Want to know how to market yourself in the music industry? Sarah Karney offers four successful tips on how to start building your personal brand as a musician. Learn about the elements of branding and how to they are used in music marketing.
1. Your Personal Brand
In today’s industry, a musician’s brand can end up playing more of a role in their success than the actual music they create. This can be frustrating for many musicians who simply want to make music.
However, personal branding doesn’t mean you have to sacrifice your humanity for the sake of your career. Instead, branding enables you to consistently put out high-quality, holistic content that attracts and retains fans for the long run.
Personal branding allows you to present yourself in an organized way that is appealing, recognizable, and — as the term suggests — personal. It’s important not only to build a personal connection with your fans but also to establish legitimacy and credibility as a professional with other brands. For example, media and talent buyers, that are willing and wanting to work with you.
2. Elements of Branding
Personal branding should be something you’re thinking about, even if you’re just starting out in music production as a hobby. Beginning the process of personal branding can even help you determine the very path of the music you create.
Early on, you have a few key decisions to make that will affect the rest of your career. Whether you dream of playing major festivals or just quietly scoring behind the scenes, branding will play a significant role.
To get started, focus on nailing the following elements of personal branding first. This approach will make forthcoming branding, business, and career decisions a bit easier to take on in the future.
What’s in a name? According to psychologists — everything. Words evoke meaning, concept, and context, and your stage name is no different.
Start by brainstorming a list of words, phrases, and images that you feel describe your music or personal style. You are obviously biased here, so the decision can be challenging. To help, try asking friends and family about the imagery that comes to mind when they listen to your music.
While it’s certainly a possibility to change your name in the future, it’s also a guaranteed hassle. Make sure you put a lot of thought into this aspect of your brand the first time around.
More importantly (from a marketing standpoint at least) is that you choose a name that won’t make it impossible for listeners to find you — aka SEO. It will be hard for potential fans to find you and your music if you choose a name that is too common or has multiple meanings.
It’s not just SEO this big decision affects; choosing a name someone has already trademarked could get you in a lot of legal and/or financial trouble down the road. Be sure to do your due diligence before settling on a brand name.
Logos are essential for event flyers and other print media. A logo also adds a professional touch to your social media and streaming pages. They are also building blocks from which your colors, fonts, and other design elements will stem.
Many brands choose to come up with two variants of a logo, known as a logomark and logotype. Logomarks are standalone images used to showcase your brand, while a logotype is the stylized version of your stage name.
Here’s an example of each, as demonstrated by well-known producer Skrillex:
Variants of Skrillex’s Logomark
3. Online Assets
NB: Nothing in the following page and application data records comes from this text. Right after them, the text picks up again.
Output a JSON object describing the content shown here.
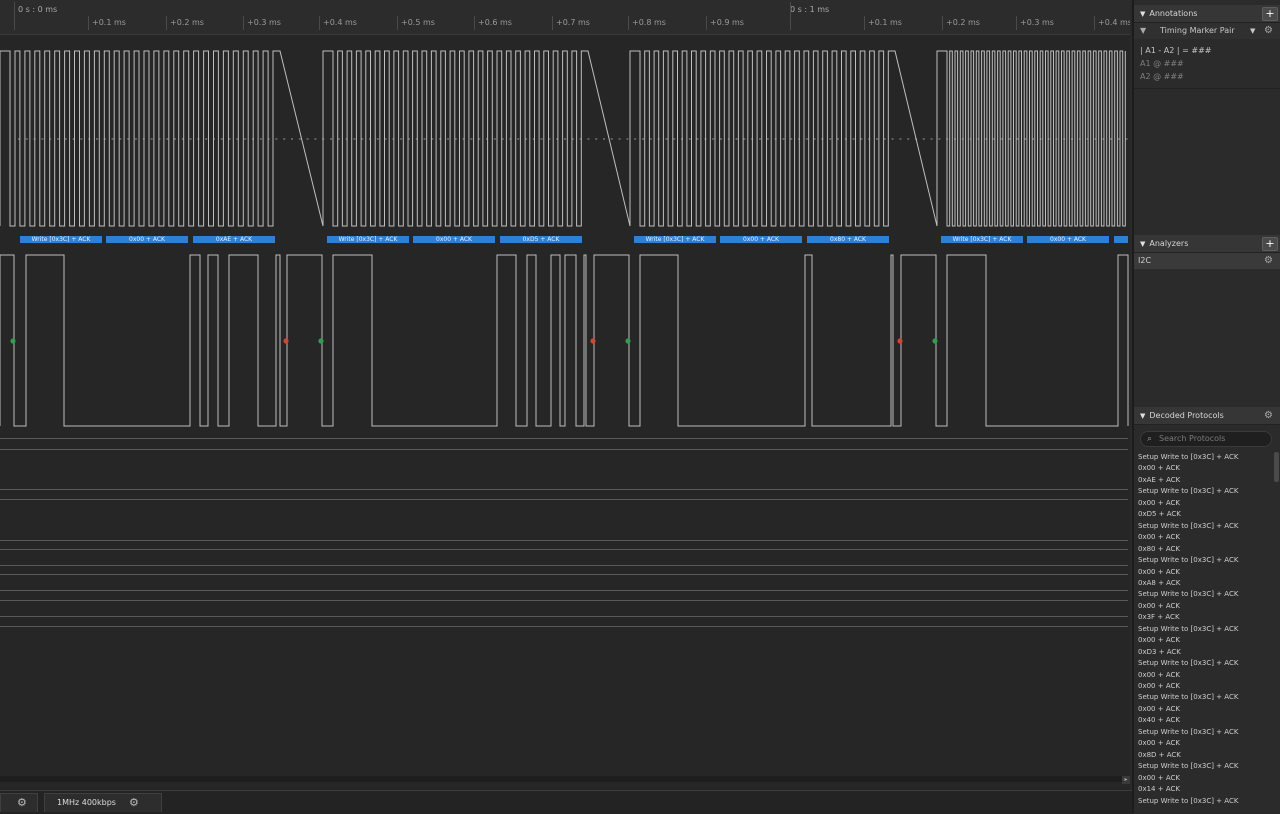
{
  "ruler": {
    "start_label": "0 s : 0 ms",
    "second_label": "0 s : 1 ms",
    "ticks": [
      "+0.1 ms",
      "+0.2 ms",
      "+0.3 ms",
      "+0.4 ms",
      "+0.5 ms",
      "+0.6 ms",
      "+0.7 ms",
      "+0.8 ms",
      "+0.9 ms",
      "+0.1 ms",
      "+0.2 ms",
      "+0.3 ms",
      "+0.4 ms"
    ]
  },
  "bubbles": [
    "Write [0x3C] + ACK",
    "0x00 + ACK",
    "0xAE + ACK",
    "Write [0x3C] + ACK",
    "0x00 + ACK",
    "0xD5 + ACK",
    "Write [0x3C] + ACK",
    "0x00 + ACK",
    "0x80 + ACK",
    "Write [0x3C] + ACK",
    "0x00 + ACK"
  ],
  "bottom": {
    "tab_label": "1MHz 400kbps"
  },
  "annotations": {
    "title": "Annotations",
    "marker_pair": "Timing Marker Pair",
    "formula": "| A1 - A2 | = ###",
    "a1": "A1  @  ###",
    "a2": "A2  @  ###"
  },
  "analyzers": {
    "title": "Analyzers",
    "items": [
      "I2C"
    ]
  },
  "decoded": {
    "title": "Decoded Protocols",
    "search_placeholder": "Search Protocols",
    "rows": [
      "Setup Write to [0x3C] + ACK",
      "0x00 + ACK",
      "0xAE + ACK",
      "Setup Write to [0x3C] + ACK",
      "0x00 + ACK",
      "0xD5 + ACK",
      "Setup Write to [0x3C] + ACK",
      "0x00 + ACK",
      "0x80 + ACK",
      "Setup Write to [0x3C] + ACK",
      "0x00 + ACK",
      "0xA8 + ACK",
      "Setup Write to [0x3C] + ACK",
      "0x00 + ACK",
      "0x3F + ACK",
      "Setup Write to [0x3C] + ACK",
      "0x00 + ACK",
      "0xD3 + ACK",
      "Setup Write to [0x3C] + ACK",
      "0x00 + ACK",
      "0x00 + ACK",
      "Setup Write to [0x3C] + ACK",
      "0x00 + ACK",
      "0x40 + ACK",
      "Setup Write to [0x3C] + ACK",
      "0x00 + ACK",
      "0x8D + ACK",
      "Setup Write to [0x3C] + ACK",
      "0x00 + ACK",
      "0x14 + ACK",
      "Setup Write to [0x3C] + ACK"
    ]
  },
  "colors": {
    "accent": "#2e7fd6",
    "start_marker": "#2e9e4f",
    "stop_marker": "#d2452e"
  }
}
You’re likely going to need a strong online presence if you want your music shared. It’s important to have at least one streaming platform, if not multiple social media sites. This approach will require consistent branding to create a unified, professional brand across various sites.
Start by browsing Pinterest or Instagram for branding inspiration. You can also use Pinterest to create your own mood board. Building a mood board is an inspirational process that allows you to gather some thoughts and ideas into one area. They can consist of imagery, color palettes, words, typography, and other brands you aspire to for inspiration. They also give you something to return to anytime to ensure anything new you create aligns with your personal brand.
Once you have your mood board laid out, you can use it as a guide to design your website, electronic press kit (EPK), social graphics, and any other online assets you may need.
Consider the statistic that first impressions are made within seven seconds. A poorly-designed press kit, biography rife with grammatical errors, or a grainy logo can drive a talent buyer, blogger, or potential fan away before you even have a chance to put your music in front of them.
That’s why it’s crucial to get these pieces right the first time around and ensure they all fit together cohesively.
4. IRL Branding
It’s also crucial that your online brand accurately represents how you portray yourself on stage and IRL (in real life). Today’s audiences are vigilant when it comes to seeing through gimmicks, so how you brand yourself in the flesh is an important consideration.
IRL branding can also be demonstrated through your live show visuals, stage set up or merch booth, wardrobe choices, and your set list. How you present yourself on stage and interact with fans plays a significant role as well.
By focusing on these basic elements of branding, you can build a strong foundation that will later expand with you as your career evolves. For example, translating into your merch designs or co-branding opportunities.
Logo, name, and imagery aside, the most important thing to remember when building your personal brand is to always side with authenticity and originality. As long as you base the foundation of your personal brand around ideals you accurately represent, building it out as your career continues will come naturally.